The uncomfortable truth, however, is that most successful people start early. Jimmy Page was already playing the guitar on television when he was thirteen. Earl Woods was literally beating excellence into his kid, Tiger, when said kid was eighteen months old. The majority of today’s top-shelf auto racers were in karts by the age of six or seven. There’s a substantial body of medical evidence which says that a boy will never be first-rate at anything he doesn’t practice before puberty hits.
Therefore, if you want to be really good at anything, you should start when you are young. Which means you should start before you can make an informed decision for yourself. Which means that your parents will ultimately decide what you’re going to be good at. Which is absolutely terrifying. Consider, if you will, the fact that my son is a pretty decent recreational soccer player, and that Bark’s son is a pretty good rental-kart driver, even though Bark and I don’t encourage either of them in those pursuits. What if we are unknowingly training our kids to focus on the activity for which they have their second-highest potential? What if Jaco Pastorius hadn’t injured his hand as a child? Would he have become the world’s greatest jazz drummer instead? Or was that injury the proverbial happy accident that pushed him into his one true gift?
Making matters worse is the fact that kids don’t socialize and play outdoors the way they used to; they’re almost entirely focused on video games, which have an immediate dopamine hit. So they don’t discover or develop their athletic talents without parentally-guided opportunities. Making the water even murkier: There’s starting to be real money in video games. My son, and Bark’s son, can both win a Fortnite “battle royale”, and John is a regular top scorer in competitive-league CounterStrike matches. What if their true gifts are video-game-related, and we’re harming them by making them go outside to ride bikes and play soccer?
There’s another perspective to be had here, one espoused by my child’s mother. She doesn’t think it’s a good idea to be exceptional at anything. She thinks that the happiest course is to live an untroubled middle-class life with as little stress as possible. It grates on her when I push John into doing something exceptional. I know, and have worked with, a lot of people like this. They’re just cruising along. Watching Peak TV, enjoying life as a fan of the Browns or the Buckeyes or Porsche’s GTLM teams, earning decent but unspectacular livings, relaxing on the weekends, having travel vacations where they just look at stuff and drink wine. Getting very excited about food trucks, restaurants, new-release movies, Funko Pops. These are the people who ask me how I can spend my “retirement money” on car races that cost five, ten, or thirty thousand dollars per weekend. What’s the point of that?

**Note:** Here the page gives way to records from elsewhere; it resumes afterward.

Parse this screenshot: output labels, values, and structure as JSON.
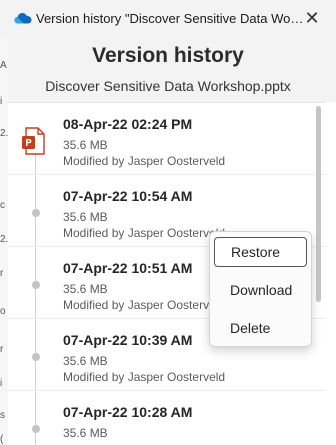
{
  "window": {
    "title": "Version history \"Discover Sensitive Data Works...",
    "close_glyph": "✕"
  },
  "peek_glyphs": [
    "A",
    "i",
    "2.",
    "c",
    "2.",
    "r",
    "o",
    "r",
    "i",
    "s",
    "("
  ],
  "dialog": {
    "heading": "Version history",
    "filename": "Discover Sensitive Data Workshop.pptx"
  },
  "versions": [
    {
      "date": "08-Apr-22 02:24 PM",
      "size": "35.6 MB",
      "author": "Modified by Jasper Oosterveld",
      "icon": "powerpoint-icon"
    },
    {
      "date": "07-Apr-22 10:54 AM",
      "size": "35.6 MB",
      "author": "Modified by Jasper Oosterveld",
      "icon": "timeline-dot-icon"
    },
    {
      "date": "07-Apr-22 10:51 AM",
      "size": "35.6 MB",
      "author": "Modified by Jasper Oosterveld",
      "icon": "timeline-dot-icon"
    },
    {
      "date": "07-Apr-22 10:39 AM",
      "size": "35.6 MB",
      "author": "Modified by Jasper Oosterveld",
      "icon": "timeline-dot-icon"
    },
    {
      "date": "07-Apr-22 10:28 AM",
      "size": "35.6 MB",
      "author": "",
      "icon": "timeline-dot-icon"
    }
  ],
  "context_menu": {
    "items": [
      "Restore",
      "Download",
      "Delete"
    ],
    "focused_item": "Restore"
  },
  "colors": {
    "onedrive_blue": "#0f6cbd",
    "powerpoint_red": "#c43e1c",
    "titlebar_bg": "#f3f3f3"
  }
}
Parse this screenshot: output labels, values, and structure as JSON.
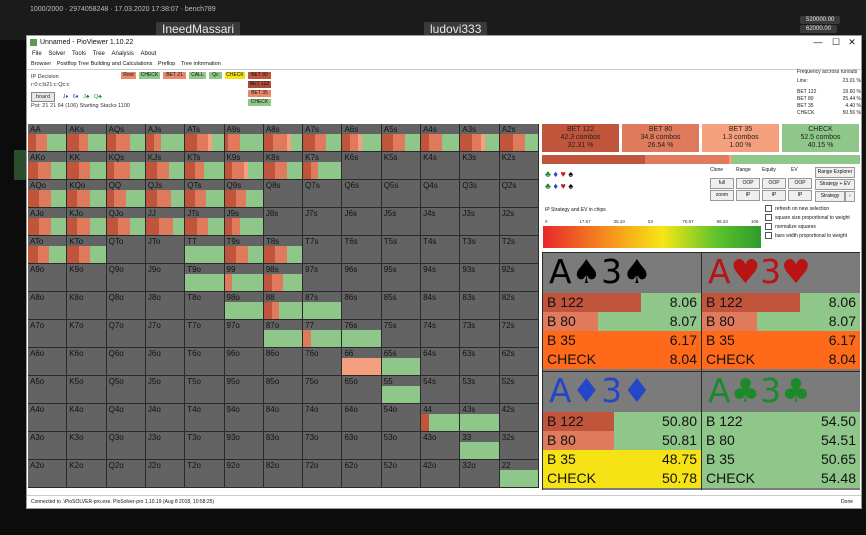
{
  "stream": {
    "top_text": "1000/2000 · 2974058248 · 17.03.2020 17:38:07 · bench789",
    "player_left": "IneedMassari",
    "player_right": "ludovi333",
    "stack1": "520000.00",
    "stack2": "62000.00"
  },
  "window": {
    "title": "Unnamed - PioViewer 1.10.22",
    "minimize": "—",
    "maximize": "☐",
    "close": "✕",
    "menu": [
      "File",
      "Solver",
      "Tools",
      "Tree",
      "Analysis",
      "About"
    ],
    "tabs": [
      "Browser",
      "Postflop Tree Building and Calculations",
      "Preflop",
      "Tree information"
    ]
  },
  "info": {
    "ip_decision": "IP Decision",
    "path": "r:0:c:b21:c:Qc:c",
    "board_btn": "board",
    "board_cards": [
      "J♦",
      "6♦",
      "J♣",
      "Q♣"
    ],
    "pot": "Pot: 21 21 64 (106) Starting Stacks 1100"
  },
  "actions_tree": {
    "row1": [
      "Root",
      "CHECK",
      "BET 21",
      "CALL",
      "Qc",
      "CHECK",
      "BET 80"
    ],
    "row2": [
      "BET 122",
      "BET 35",
      "CHECK"
    ],
    "colors": [
      "#e88a6a",
      "#8fc78a",
      "#e88a6a",
      "#8fc78a",
      "#8fc78a",
      "#f2e016",
      "#c0553c",
      "#a94a36",
      "#e88a6a",
      "#8fc78a"
    ]
  },
  "frequency": {
    "title": "Frequency accross runouts",
    "line_label": "Line:",
    "line_value": "23.01 %",
    "rows": [
      {
        "name": "BET 122",
        "value": "19.60 %"
      },
      {
        "name": "BET 80",
        "value": "25.44 %"
      },
      {
        "name": "BET 35",
        "value": "4.40 %"
      },
      {
        "name": "CHECK",
        "value": "50.56 %"
      }
    ]
  },
  "hand_matrix": {
    "rows": [
      [
        "AA",
        "AKs",
        "AQs",
        "AJs",
        "ATs",
        "A9s",
        "A8s",
        "A7s",
        "A6s",
        "A5s",
        "A4s",
        "A3s",
        "A2s"
      ],
      [
        "AKo",
        "KK",
        "KQs",
        "KJs",
        "KTs",
        "K9s",
        "K8s",
        "K7s",
        "K6s",
        "K5s",
        "K4s",
        "K3s",
        "K2s"
      ],
      [
        "AQo",
        "KQo",
        "QQ",
        "QJs",
        "QTs",
        "Q9s",
        "Q8s",
        "Q7s",
        "Q6s",
        "Q5s",
        "Q4s",
        "Q3s",
        "Q2s"
      ],
      [
        "AJo",
        "KJo",
        "QJo",
        "JJ",
        "JTs",
        "J9s",
        "J8s",
        "J7s",
        "J6s",
        "J5s",
        "J4s",
        "J3s",
        "J2s"
      ],
      [
        "ATo",
        "KTo",
        "QTo",
        "JTo",
        "TT",
        "T9s",
        "T8s",
        "T7s",
        "T6s",
        "T5s",
        "T4s",
        "T3s",
        "T2s"
      ],
      [
        "A9o",
        "K9o",
        "Q9o",
        "J9o",
        "T9o",
        "99",
        "98s",
        "97s",
        "96s",
        "95s",
        "94s",
        "93s",
        "92s"
      ],
      [
        "A8o",
        "K8o",
        "Q8o",
        "J8o",
        "T8o",
        "98o",
        "88",
        "87s",
        "86s",
        "85s",
        "84s",
        "83s",
        "82s"
      ],
      [
        "A7o",
        "K7o",
        "Q7o",
        "J7o",
        "T7o",
        "97o",
        "87o",
        "77",
        "76s",
        "75s",
        "74s",
        "73s",
        "72s"
      ],
      [
        "A6o",
        "K6o",
        "Q6o",
        "J6o",
        "T6o",
        "96o",
        "86o",
        "76o",
        "66",
        "65s",
        "64s",
        "63s",
        "62s"
      ],
      [
        "A5o",
        "K5o",
        "Q5o",
        "J5o",
        "T5o",
        "95o",
        "85o",
        "75o",
        "65o",
        "55",
        "54s",
        "53s",
        "52s"
      ],
      [
        "A4o",
        "K4o",
        "Q4o",
        "J4o",
        "T4o",
        "94o",
        "84o",
        "74o",
        "64o",
        "54o",
        "44",
        "43s",
        "42s"
      ],
      [
        "A3o",
        "K3o",
        "Q3o",
        "J3o",
        "T3o",
        "93o",
        "83o",
        "73o",
        "63o",
        "53o",
        "43o",
        "33",
        "32s"
      ],
      [
        "A2o",
        "K2o",
        "Q2o",
        "J2o",
        "T2o",
        "92o",
        "82o",
        "72o",
        "62o",
        "52o",
        "42o",
        "32o",
        "22"
      ]
    ],
    "filled": {
      "AA": [
        0.2,
        0.3,
        0.0,
        0.5
      ],
      "AKs": [
        0.3,
        0.25,
        0.0,
        0.45
      ],
      "AQs": [
        0.25,
        0.35,
        0.0,
        0.4
      ],
      "AJs": [
        0.2,
        0.2,
        0.0,
        0.6
      ],
      "ATs": [
        0.3,
        0.3,
        0.1,
        0.3
      ],
      "A9s": [
        0.1,
        0.3,
        0.0,
        0.6
      ],
      "A8s": [
        0.25,
        0.35,
        0.1,
        0.3
      ],
      "A7s": [
        0.3,
        0.3,
        0.0,
        0.4
      ],
      "A6s": [
        0.2,
        0.2,
        0.1,
        0.5
      ],
      "A5s": [
        0.3,
        0.3,
        0.0,
        0.4
      ],
      "A4s": [
        0.2,
        0.35,
        0.0,
        0.45
      ],
      "A3s": [
        0.3,
        0.25,
        0.1,
        0.35
      ],
      "A2s": [
        0.35,
        0.3,
        0.0,
        0.35
      ],
      "AKo": [
        0.25,
        0.35,
        0.0,
        0.4
      ],
      "KK": [
        0.3,
        0.3,
        0.0,
        0.4
      ],
      "KQs": [
        0.2,
        0.4,
        0.0,
        0.4
      ],
      "KJs": [
        0.3,
        0.3,
        0.0,
        0.4
      ],
      "KTs": [
        0.25,
        0.25,
        0.0,
        0.5
      ],
      "K9s": [
        0.2,
        0.3,
        0.1,
        0.4
      ],
      "K8s": [
        0.3,
        0.3,
        0.0,
        0.4
      ],
      "K7s": [
        0.2,
        0.2,
        0.0,
        0.6
      ],
      "AQo": [
        0.3,
        0.3,
        0.0,
        0.4
      ],
      "KQo": [
        0.25,
        0.35,
        0.0,
        0.4
      ],
      "QQ": [
        0.2,
        0.3,
        0.0,
        0.5
      ],
      "QJs": [
        0.3,
        0.35,
        0.0,
        0.35
      ],
      "QTs": [
        0.25,
        0.3,
        0.0,
        0.45
      ],
      "Q9s": [
        0.3,
        0.25,
        0.0,
        0.45
      ],
      "AJo": [
        0.3,
        0.3,
        0.0,
        0.4
      ],
      "KJo": [
        0.25,
        0.35,
        0.0,
        0.4
      ],
      "QJo": [
        0.3,
        0.3,
        0.0,
        0.4
      ],
      "JJ": [
        0.35,
        0.35,
        0.0,
        0.3
      ],
      "JTs": [
        0.3,
        0.3,
        0.0,
        0.4
      ],
      "J9s": [
        0.2,
        0.2,
        0.0,
        0.6
      ],
      "ATo": [
        0.25,
        0.3,
        0.0,
        0.45
      ],
      "KTo": [
        0.3,
        0.3,
        0.0,
        0.4
      ],
      "TT": [
        0.0,
        0.0,
        0.0,
        1.0
      ],
      "T9s": [
        0.3,
        0.3,
        0.0,
        0.4
      ],
      "T8s": [
        0.3,
        0.3,
        0.0,
        0.4
      ],
      "T9o": [
        0.0,
        0.0,
        0.0,
        1.0
      ],
      "99": [
        0.0,
        0.2,
        0.0,
        0.8
      ],
      "98s": [
        0.2,
        0.3,
        0.0,
        0.5
      ],
      "98o": [
        0.0,
        0.0,
        0.0,
        1.0
      ],
      "88": [
        0.2,
        0.2,
        0.0,
        0.6
      ],
      "87s": [
        0.0,
        0.0,
        0.0,
        1.0
      ],
      "87o": [
        0.0,
        0.0,
        0.0,
        1.0
      ],
      "77": [
        0.0,
        0.2,
        0.0,
        0.8
      ],
      "76s": [
        0.0,
        0.0,
        0.0,
        1.0
      ],
      "66": [
        0.0,
        0.0,
        1.0,
        0.0
      ],
      "65s": [
        0.0,
        0.0,
        0.0,
        1.0
      ],
      "55": [
        0.0,
        0.0,
        0.0,
        1.0
      ],
      "44": [
        0.2,
        0.0,
        0.0,
        0.8
      ],
      "43s": [
        0.0,
        0.0,
        0.0,
        1.0
      ],
      "33": [
        0.0,
        0.0,
        0.0,
        1.0
      ],
      "22": [
        0.0,
        0.0,
        0.0,
        1.0
      ]
    }
  },
  "strategy_actions": [
    {
      "name": "BET 122",
      "combos": "42.3 combos",
      "pct": "32.31 %",
      "color": "#c0553c"
    },
    {
      "name": "BET 80",
      "combos": "34.8 combos",
      "pct": "26.54 %",
      "color": "#e07a5c"
    },
    {
      "name": "BET 35",
      "combos": "1.3 combos",
      "pct": "1.00 %",
      "color": "#f4a07e"
    },
    {
      "name": "CHECK",
      "combos": "52.5 combos",
      "pct": "40.15 %",
      "color": "#8fc78a"
    }
  ],
  "strategy_split": [
    0.3231,
    0.2654,
    0.01,
    0.4015
  ],
  "controls": {
    "headers": [
      "Clone",
      "Range",
      "Equity",
      "EV"
    ],
    "btn_full": "full",
    "btn_oop": "OOP",
    "btn_ip": "IP",
    "btn_zoom": "zoom",
    "btn_pass": "pass",
    "range_explorer": "Range Explorer",
    "strategy_ev": "Strategy + EV",
    "strategy": "Strategy",
    "arrow": "›"
  },
  "checkboxes": [
    "refresh on new selection",
    "square size proportional to weight",
    "normalize squares",
    "bars width proportional to weight"
  ],
  "gradient": {
    "title": "IP Strategy and EV in chips",
    "ticks": [
      "0",
      "17.67",
      "35.33",
      "53",
      "70.67",
      "88.33",
      "106"
    ]
  },
  "suit_filters": {
    "row1": [
      "♣",
      "♦",
      "♥",
      "♠"
    ],
    "row2": [
      "♣",
      "♦",
      "♥",
      "♠"
    ]
  },
  "combos": [
    {
      "rank1": "A",
      "suit1": "♠",
      "rank2": "3",
      "suit2": "♠",
      "color": "#000000",
      "rows": [
        {
          "name": "B 122",
          "value": "8.06",
          "fill": 0.62,
          "color": "#c0553c"
        },
        {
          "name": "B 80",
          "value": "8.07",
          "fill": 0.35,
          "color": "#e07a5c"
        },
        {
          "name": "B 35",
          "value": "6.17",
          "fill": 1.0,
          "color": "#ff6a1a"
        },
        {
          "name": "CHECK",
          "value": "8.04",
          "fill": 1.0,
          "color": "#ff6a1a"
        }
      ]
    },
    {
      "rank1": "A",
      "suit1": "♥",
      "rank2": "3",
      "suit2": "♥",
      "color": "#b81414",
      "rows": [
        {
          "name": "B 122",
          "value": "8.06",
          "fill": 0.62,
          "color": "#c0553c"
        },
        {
          "name": "B 80",
          "value": "8.07",
          "fill": 0.35,
          "color": "#e07a5c"
        },
        {
          "name": "B 35",
          "value": "6.17",
          "fill": 1.0,
          "color": "#ff6a1a"
        },
        {
          "name": "CHECK",
          "value": "8.04",
          "fill": 1.0,
          "color": "#ff6a1a"
        }
      ]
    },
    {
      "rank1": "A",
      "suit1": "♦",
      "rank2": "3",
      "suit2": "♦",
      "color": "#2447c8",
      "rows": [
        {
          "name": "B 122",
          "value": "50.80",
          "fill": 0.45,
          "color": "#c0553c"
        },
        {
          "name": "B 80",
          "value": "50.81",
          "fill": 0.45,
          "color": "#e07a5c"
        },
        {
          "name": "B 35",
          "value": "48.75",
          "fill": 1.0,
          "color": "#f6e316"
        },
        {
          "name": "CHECK",
          "value": "50.78",
          "fill": 1.0,
          "color": "#f6e316"
        }
      ]
    },
    {
      "rank1": "A",
      "suit1": "♣",
      "rank2": "3",
      "suit2": "♣",
      "color": "#1d8a2a",
      "rows": [
        {
          "name": "B 122",
          "value": "54.50",
          "fill": 0.0,
          "color": "#c0553c"
        },
        {
          "name": "B 80",
          "value": "54.51",
          "fill": 0.0,
          "color": "#e07a5c"
        },
        {
          "name": "B 35",
          "value": "50.65",
          "fill": 0.0,
          "color": "#f6e316"
        },
        {
          "name": "CHECK",
          "value": "54.48",
          "fill": 0.0,
          "color": "#f6e316"
        }
      ]
    }
  ],
  "status": {
    "left": "Connected to .\\PioSOLVER-pro.exe. PioSolver-pro 1.10.19 (Aug 8 2018, 10:58:25)",
    "right": "Done"
  },
  "colors": {
    "bet122": "#c0553c",
    "bet80": "#e07a5c",
    "bet35": "#f4a07e",
    "check": "#8fc78a",
    "empty": "#636363"
  }
}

John’s mother is right, after a fashion. There’s no evidence that truly exceptional people are happy. In fact, the evidence suggests that exceptional people are hugely unpleasant to others and miserable to themselves. Would you really want to be Elon Musk, for example?
At some point in the next few years, my son will have to specialize. He will have to place his bet. On a bike, on a bass guitar, on a sword, on a keyboard. And then all bets are off. He could be the next John Lennon or Jaco Pastorius, with all that implies. Or he could fail, and live to be a cheerful fellow in a suburb or a retirement home. Either would be fine with me. The question is whether it would be fine with him. What would it be like to reach true excellence in something, or to come very close to it, only to fall back into a mediocre everyday existence? Would you even be able to get up in the morning and live the same life as everyone else? To put it another way — how you gonna keep them down on the cube farm, once they’ve played Paganini?
For Hagerty, I wrote about waterboxer crap.
For TTAW, I reviewed a pair of Japanese-made, affordably-priced Anniversary G-Shocks.